- Exercise -
Your answer should be the entries, repeated exactly.
----
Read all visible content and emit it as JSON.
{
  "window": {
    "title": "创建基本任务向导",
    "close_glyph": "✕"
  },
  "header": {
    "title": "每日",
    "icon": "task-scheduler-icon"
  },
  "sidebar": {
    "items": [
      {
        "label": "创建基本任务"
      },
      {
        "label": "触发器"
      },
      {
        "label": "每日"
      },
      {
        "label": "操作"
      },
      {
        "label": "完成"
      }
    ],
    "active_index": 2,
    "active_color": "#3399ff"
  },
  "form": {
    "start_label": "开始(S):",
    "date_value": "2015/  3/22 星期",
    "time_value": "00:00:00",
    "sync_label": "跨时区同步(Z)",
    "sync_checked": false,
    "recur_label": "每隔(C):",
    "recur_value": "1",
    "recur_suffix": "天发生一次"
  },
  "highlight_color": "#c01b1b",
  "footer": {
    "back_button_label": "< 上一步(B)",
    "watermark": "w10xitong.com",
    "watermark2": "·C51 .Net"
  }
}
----
- Response box -
Read all visible content and emit it as JSON.
{
  "window": {
    "title": "创建基本任务向导",
    "close_glyph": "✕"
  },
  "header": {
    "title": "每日",
    "icon": "task-scheduler-icon"
  },
  "sidebar": {
    "items": [
      {
        "label": "创建基本任务"
      },
      {
        "label": "触发器"
      },
      {
        "label": "每日"
      },
      {
        "label": "操作"
      },
      {
        "label": "完成"
      }
    ],
    "active_index": 2,
    "active_color": "#3399ff"
  },
  "form": {
    "start_label": "开始(S):",
    "date_value": "2015/  3/22 星期",
    "time_value": "00:00:00",
    "sync_label": "跨时区同步(Z)",
    "sync_checked": false,
    "recur_label": "每隔(C):",
    "recur_value": "1",
    "recur_suffix": "天发生一次"
  },
  "highlight_color": "#c01b1b",
  "footer": {
    "back_button_label": "< 上一步(B)",
    "watermark": "w10xitong.com",
    "watermark2": "·C51 .Net"
  }
}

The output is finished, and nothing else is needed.